The Cultural and Psychological Impact of the Shakespeare’s Curse
The curse is not only a theatrical legend; it has a psychological and cultural significance as well. The fear it engenders has become a psychological phenomenon among actors, contributing to performance anxiety and heightened awareness during productions of “Macbeth.”
Moreover, the curse has found its way into popular culture. It has been cited in novels, films, and television shows, often serving as a plot device to add a layer of suspense or to comment on the power of belief and superstition.
Deconstructing the Curse: Rational Explanations
In contrast to the tales of supernatural wrath, many rationalists have offered explanations for the curse’s origins. They argue that accidents during performances are mere coincidences or can be attributed to the hazardous nature of producing a play with multiple fight scenes and complex staging.
Additionally, psychologists posit that the curse’s power lies in the belief in it. If actors and crew members anticipate bad luck, they may unconsciously behave in ways that fulfill their own prophecies, a phenomenon known as a self-fulfilling prophecy.
The Shakespeare’s Curse in the Modern World
Ironically, the terror of the Shakespeare’s Curse might contribute to the enduring popularity of “Macbeth.” The play’s dark allure and the thrill of challenging fate continue to captivate audiences and performers alike.
In the modern era, productions of “Macbeth” can be elaborate affairs with high-tech effects and contemporary interpretations, but the age-old superstitions still hold a grip on those who step onto the stage. It’s a reminder that even in an age of reason, the mysteries of the past and the power of storytelling remain a potent force.
What People Ask about Shakespeare’s Curse!
Is the Shakespeare’s Curse real?
While there is no definitive proof of the curse’s existence, the stories and incidents related to it over centuries have convinced many in the theater community of its authenticity.
What should you do if you accidentally say “Macbeth” in a theater?
The most common remedy is to leave the theater, spin around three times, spit, curse, and then knock on the theater’s door to be allowed back in.
Has anyone tried to disprove the curse scientifically?
While the curse hasn’t been systematically studied for validity, rationalist explanations suggest that accidents tied to the play are coincidences or psychological effects.
Are there other theatrical productions that are believed to be cursed?
Yes, but none as infamous as “Macbeth.” Other plays and musicals have their own superstitions and alleged curses, though these tend to be less widespread.
Exploring the multifaceted dimensions of the Shakespeare’s Curse reveals it to be a blend of history, superstition, and psychological phenomenon.
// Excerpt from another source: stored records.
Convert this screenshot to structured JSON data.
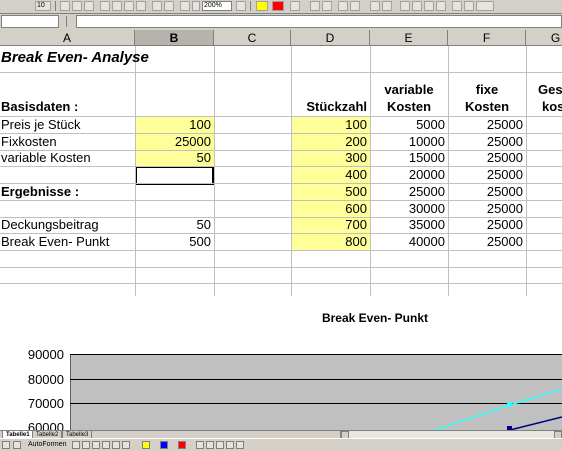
{
  "toolbar": {
    "font_size": "10",
    "zoom": "200%"
  },
  "formula_bar": {
    "name_box": "",
    "content": ""
  },
  "columns": [
    "A",
    "B",
    "C",
    "D",
    "E",
    "F",
    "G"
  ],
  "selected_column": "B",
  "sheet": {
    "title": "Break Even- Analyse",
    "basisdaten_label": "Basisdaten :",
    "preis_label": "Preis je Stück",
    "preis_value": "100",
    "fixkosten_label": "Fixkosten",
    "fixkosten_value": "25000",
    "variable_label": "variable Kosten",
    "variable_value": "50",
    "ergebnisse_label": "Ergebnisse :",
    "deckung_label": "Deckungsbeitrag",
    "deckung_value": "50",
    "break_even_label": "Break Even- Punkt",
    "break_even_value": "500",
    "hdr_stueck": "Stückzahl",
    "hdr_variable_1": "variable",
    "hdr_variable_2": "Kosten",
    "hdr_fixe_1": "fixe",
    "hdr_fixe_2": "Kosten",
    "hdr_ges_1": "Ges",
    "hdr_ges_2": "kos"
  },
  "table_rows": [
    {
      "stueck": "100",
      "variable": "5000",
      "fixe": "25000"
    },
    {
      "stueck": "200",
      "variable": "10000",
      "fixe": "25000"
    },
    {
      "stueck": "300",
      "variable": "15000",
      "fixe": "25000"
    },
    {
      "stueck": "400",
      "variable": "20000",
      "fixe": "25000"
    },
    {
      "stueck": "500",
      "variable": "25000",
      "fixe": "25000"
    },
    {
      "stueck": "600",
      "variable": "30000",
      "fixe": "25000"
    },
    {
      "stueck": "700",
      "variable": "35000",
      "fixe": "25000"
    },
    {
      "stueck": "800",
      "variable": "40000",
      "fixe": "25000"
    }
  ],
  "chart": {
    "title": "Break Even- Punkt",
    "y_ticks": [
      "90000",
      "80000",
      "70000",
      "60000"
    ],
    "plot_color": "#c0c0c0",
    "line1_color": "#33ffff",
    "line2_color": "#000080"
  },
  "tabs": [
    "Tabelle1",
    "Tabelle2",
    "Tabelle3"
  ],
  "drawbar": {
    "autoformen": "AutoFormen"
  }
}
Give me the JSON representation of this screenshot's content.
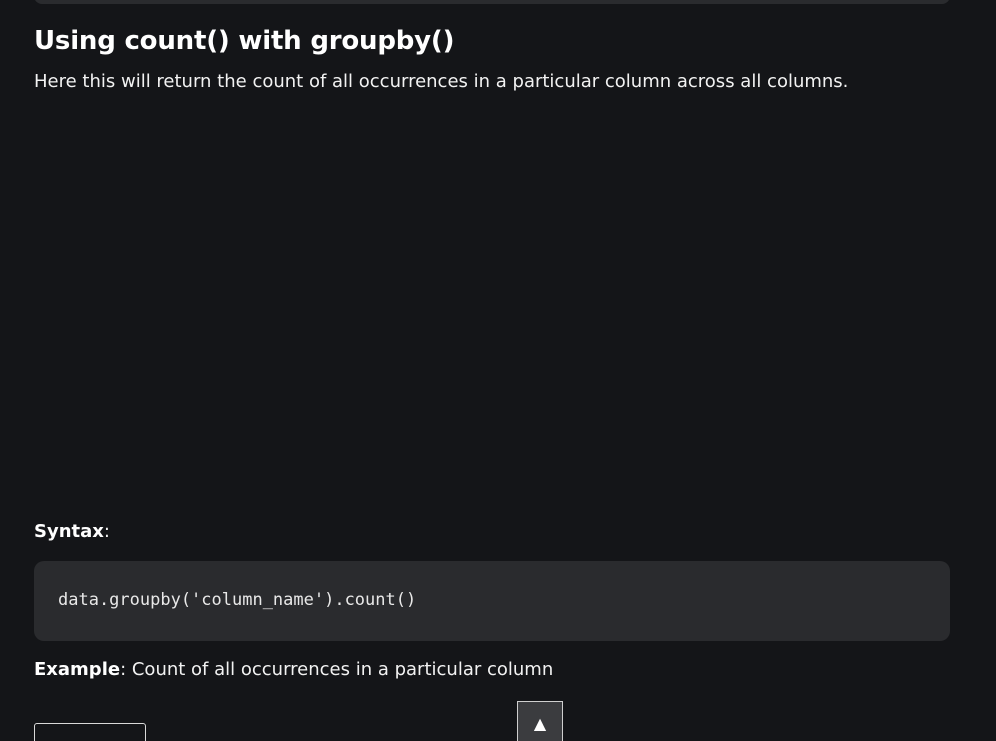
{
  "article": {
    "heading": "Using count() with groupby()",
    "intro": "Here this will return the count of all occurrences in a particular column across all columns.",
    "syntax": {
      "label": "Syntax",
      "suffix": ":",
      "code": "data.groupby('column_name').count()"
    },
    "example": {
      "label": "Example",
      "suffix": ": Count of all occurrences in a particular column"
    }
  },
  "controls": {
    "scroll_top_glyph": "▲",
    "scroll_top_icon": "arrow-up-icon"
  },
  "colors": {
    "background": "#141518",
    "code_background": "#2a2b2e",
    "text": "#ffffff"
  }
}
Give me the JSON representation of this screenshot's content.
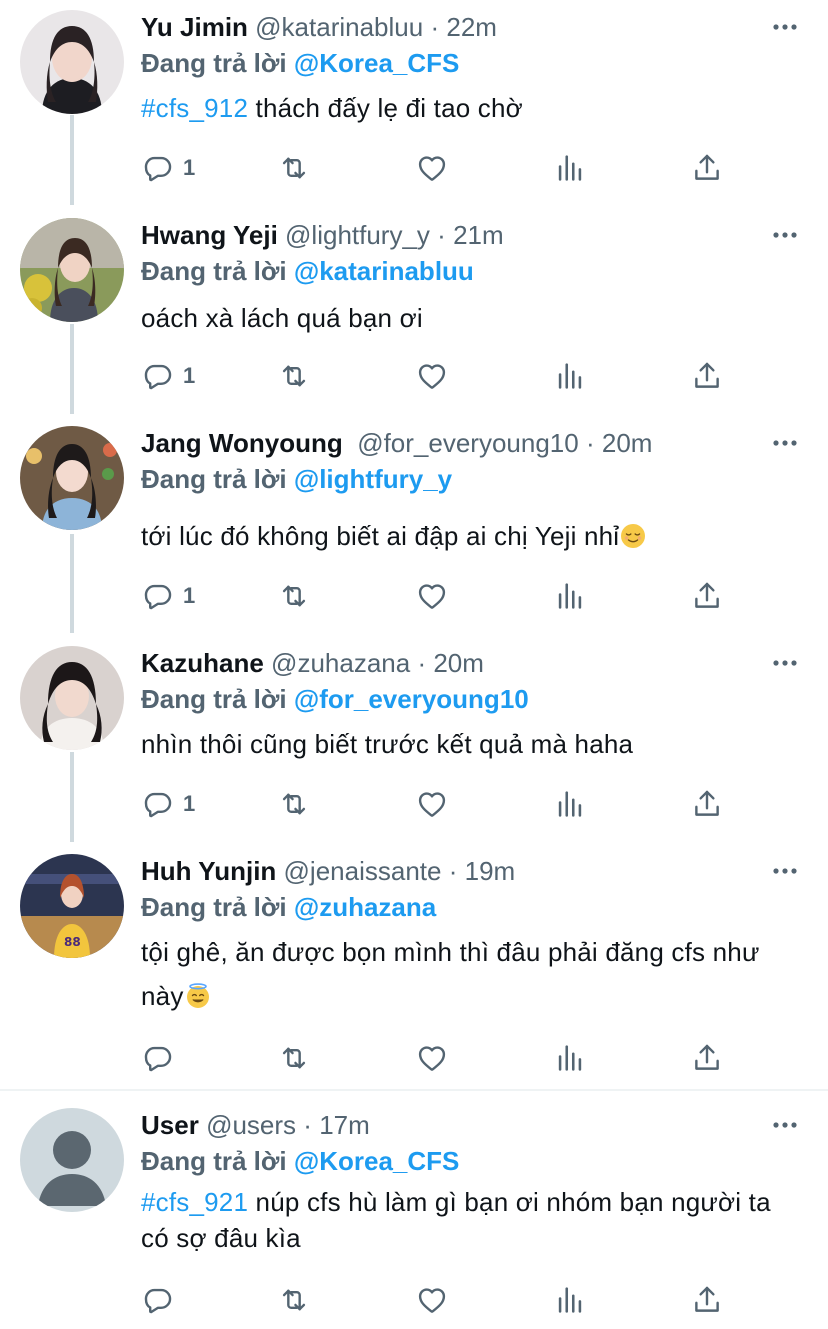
{
  "replying_to_label": "Đang trả lời",
  "icons": {
    "reply": "reply-icon",
    "retweet": "retweet-icon",
    "like": "heart-icon",
    "views": "analytics-icon",
    "share": "share-icon",
    "more": "more-icon"
  },
  "colors": {
    "mention": "#1d9bf0",
    "secondary": "#536471",
    "text": "#0f1419"
  },
  "tweets": [
    {
      "name": "Yu Jimin",
      "handle": "@katarinabluu",
      "time": "22m",
      "replying_to": "@Korea_CFS",
      "hashtag": "#cfs_912",
      "text": " thách đấy lẹ đi tao chờ",
      "reply_count": "1"
    },
    {
      "name": "Hwang Yeji",
      "handle": "@lightfury_y",
      "time": "21m",
      "replying_to": "@katarinabluu",
      "hashtag": "",
      "text": "oách xà lách quá bạn ơi",
      "reply_count": "1"
    },
    {
      "name": "Jang Wonyoung",
      "handle": "@for_everyoung10",
      "time": "20m",
      "replying_to": "@lightfury_y",
      "hashtag": "",
      "text": "tới lúc đó không biết ai đập ai chị Yeji nhỉ",
      "emoji": "relieved-face-emoji",
      "reply_count": "1"
    },
    {
      "name": "Kazuhane",
      "handle": "@zuhazana",
      "time": "20m",
      "replying_to": "@for_everyoung10",
      "hashtag": "",
      "text": "nhìn thôi cũng biết trước kết quả mà haha",
      "reply_count": "1"
    },
    {
      "name": "Huh Yunjin",
      "handle": "@jenaissante",
      "time": "19m",
      "replying_to": "@zuhazana",
      "hashtag": "",
      "text": "tội ghê, ăn được bọn mình thì đâu phải đăng cfs như này",
      "emoji": "smiling-face-with-halo-emoji",
      "reply_count": ""
    },
    {
      "name": "User",
      "handle": "@users",
      "time": "17m",
      "replying_to": "@Korea_CFS",
      "hashtag": "#cfs_921",
      "text": " núp cfs hù làm gì bạn ơi nhóm bạn người ta có sợ đâu kìa",
      "reply_count": ""
    }
  ]
}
It showcases how stories, irrespective of their factual validity, can weave themselves into the fabric of culture — a testament to the enduring legacy of Shakespeare and the power of the human imagination.